European Report Confirms World's Most Popular Pesticide Hurts Bees
Bees face risks from being exposed to pesticides, confirmed a report released by the European Food Safety Authority last Wednesday.
The report updated EFSA findings from 2013, which lead to the European Commission tightening restrictions on pesticides in order to lessen the risks associated with the bee population in Europe. The new evaluation is projected to lead to an extension of these restrictions, which include a prohibition of the chemical on bee-attracting crops.
“The availability of such a substantial amount of data as well as the guidance has enabled us to produce very detailed conclusions,” said Jose Tarazona, the Head of EFSA’s Pesticides Unit, in a released statement.
The report focused on risk factors associated with neonicotinoid, a type of pesticide introduced in the 1990s, according to the Pesticide Action Network. Now the world’s most popular pesticide, its uses vary from flea treatments for pets to lawn and garden maintenance and, finally, to agriculture.
Neonicotinoid in agriculture works by affecting the central nervous system, resulting in paralysis then death, according to Beyond Pesticides.
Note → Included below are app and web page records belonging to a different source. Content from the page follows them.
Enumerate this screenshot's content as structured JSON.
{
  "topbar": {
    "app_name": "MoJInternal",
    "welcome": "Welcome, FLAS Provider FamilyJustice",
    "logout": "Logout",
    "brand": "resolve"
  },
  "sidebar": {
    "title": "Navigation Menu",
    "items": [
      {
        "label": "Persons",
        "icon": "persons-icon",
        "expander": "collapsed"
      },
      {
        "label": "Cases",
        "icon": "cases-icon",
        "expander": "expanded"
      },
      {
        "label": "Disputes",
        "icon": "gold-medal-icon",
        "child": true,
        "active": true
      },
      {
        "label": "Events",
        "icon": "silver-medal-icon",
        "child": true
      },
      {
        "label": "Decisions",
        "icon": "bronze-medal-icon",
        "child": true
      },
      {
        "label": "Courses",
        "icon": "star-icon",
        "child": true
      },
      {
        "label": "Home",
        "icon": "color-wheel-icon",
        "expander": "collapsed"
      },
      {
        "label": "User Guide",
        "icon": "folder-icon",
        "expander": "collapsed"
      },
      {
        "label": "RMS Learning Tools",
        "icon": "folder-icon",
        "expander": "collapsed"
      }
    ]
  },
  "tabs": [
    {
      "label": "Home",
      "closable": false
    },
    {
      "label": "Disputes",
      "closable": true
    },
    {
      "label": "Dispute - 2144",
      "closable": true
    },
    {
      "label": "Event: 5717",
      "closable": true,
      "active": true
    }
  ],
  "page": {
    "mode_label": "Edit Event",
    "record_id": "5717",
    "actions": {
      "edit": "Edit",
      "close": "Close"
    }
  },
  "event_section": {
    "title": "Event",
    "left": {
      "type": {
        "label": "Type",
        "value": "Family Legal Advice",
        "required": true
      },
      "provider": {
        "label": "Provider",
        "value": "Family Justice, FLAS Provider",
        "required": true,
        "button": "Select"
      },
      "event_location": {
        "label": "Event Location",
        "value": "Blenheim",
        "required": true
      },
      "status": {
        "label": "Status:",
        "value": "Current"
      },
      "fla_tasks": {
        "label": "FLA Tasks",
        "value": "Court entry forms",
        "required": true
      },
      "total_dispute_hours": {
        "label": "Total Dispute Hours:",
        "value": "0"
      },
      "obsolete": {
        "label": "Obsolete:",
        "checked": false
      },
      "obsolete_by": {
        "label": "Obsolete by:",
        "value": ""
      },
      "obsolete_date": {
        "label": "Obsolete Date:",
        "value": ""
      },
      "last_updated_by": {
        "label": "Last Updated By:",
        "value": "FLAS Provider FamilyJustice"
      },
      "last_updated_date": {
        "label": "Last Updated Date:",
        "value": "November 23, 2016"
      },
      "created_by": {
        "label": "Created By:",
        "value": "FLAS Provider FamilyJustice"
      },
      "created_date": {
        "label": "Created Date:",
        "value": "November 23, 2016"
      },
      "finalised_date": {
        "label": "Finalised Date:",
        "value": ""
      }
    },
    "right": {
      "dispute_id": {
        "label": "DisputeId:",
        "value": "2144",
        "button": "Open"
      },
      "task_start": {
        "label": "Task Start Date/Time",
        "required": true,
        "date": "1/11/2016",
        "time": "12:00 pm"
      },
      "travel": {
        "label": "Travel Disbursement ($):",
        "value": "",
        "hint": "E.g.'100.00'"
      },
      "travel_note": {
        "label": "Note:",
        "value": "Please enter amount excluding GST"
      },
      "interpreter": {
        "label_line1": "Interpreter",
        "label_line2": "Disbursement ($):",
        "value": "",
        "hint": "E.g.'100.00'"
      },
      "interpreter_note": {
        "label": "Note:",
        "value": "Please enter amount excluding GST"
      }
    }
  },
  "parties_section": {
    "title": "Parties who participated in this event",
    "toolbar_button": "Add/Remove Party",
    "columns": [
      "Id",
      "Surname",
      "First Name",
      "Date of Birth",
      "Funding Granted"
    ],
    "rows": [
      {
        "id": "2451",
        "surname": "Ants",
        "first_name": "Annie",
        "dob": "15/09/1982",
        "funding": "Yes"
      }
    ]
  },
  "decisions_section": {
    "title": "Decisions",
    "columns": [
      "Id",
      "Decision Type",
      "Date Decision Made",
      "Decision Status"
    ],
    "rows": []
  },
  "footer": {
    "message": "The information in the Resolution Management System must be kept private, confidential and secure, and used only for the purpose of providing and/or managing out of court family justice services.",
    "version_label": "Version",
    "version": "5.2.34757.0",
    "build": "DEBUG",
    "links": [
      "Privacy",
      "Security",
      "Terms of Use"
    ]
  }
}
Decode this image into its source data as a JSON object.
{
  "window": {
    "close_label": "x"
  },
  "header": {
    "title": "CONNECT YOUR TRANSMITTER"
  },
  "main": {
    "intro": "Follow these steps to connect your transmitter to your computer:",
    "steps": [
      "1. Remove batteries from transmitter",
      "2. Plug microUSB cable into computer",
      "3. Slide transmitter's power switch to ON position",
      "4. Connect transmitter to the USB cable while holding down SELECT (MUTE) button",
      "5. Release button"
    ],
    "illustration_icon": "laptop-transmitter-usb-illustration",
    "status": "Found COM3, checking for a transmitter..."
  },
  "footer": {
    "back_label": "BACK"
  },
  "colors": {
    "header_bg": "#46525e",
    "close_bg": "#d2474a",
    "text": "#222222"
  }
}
Generally, the report found that risk was present with the use of neonicotinoid across the board, although some elements constituted lower risks than others. The report’s varied results were contingent on the bee species, the intended use of the pesticide, and the route of exposure (residues in pollen and nectar, dust drift during the application process, and water consumption).
“There is variability in the conclusions, due to factors such as the bee species, the intended use of the pesticide and the route of exposure,” Tarazona said. “Some low risks have been identified, but overall the risk to the three types of bees we have assessed is confirmed.”
Bees are exposed to this risk usually when foraging for food, because of dust drift or crops containing the chemical’s residue. In some cases, soil can become contaminated, which in turn contaminates the pollen and nectar of the newly grown plants on that soil. The information regarding this phenomenon, however, is limited, according to the EFSA.
After an EU-commissioned assessment regarding the status of bees, the European Red List of Bees was published in 2015. This list identified bee species threatened with extinction at a regional level. All native and naturalized bee species in Europe were listed.
The causes of this threat include urban development, increase in fire frequency, climate change, and agricultural methods.
Insect pollination has an estimated economic value of €15 billion per year in the EU, according to the list. The causes of this threat include urban development, increase in fire frequency, climate change, and agricultural methods. Additionally, approximately seven percent of bee species have declining populations, while less than one percent are increasing.
Additionally, a report by the Pesticide Action Network in 2012 also found that honey bee populations have gradually declined in the U.S. since 1947, at an average rate of about one percent per year. However, steeper losses recorded over four consecutive winters have also averaged to about 29 to 36 percent.
Bee populations are increasingly afflicted by Colony Collapse Disorder, a phenomenon characterized by colonies found suddenly emptied of their adult populations, with no signs of dead bees, theft, or parasite invasions. Possible causes of this population collapse include nutritional stress, pathogens, and pesticide use.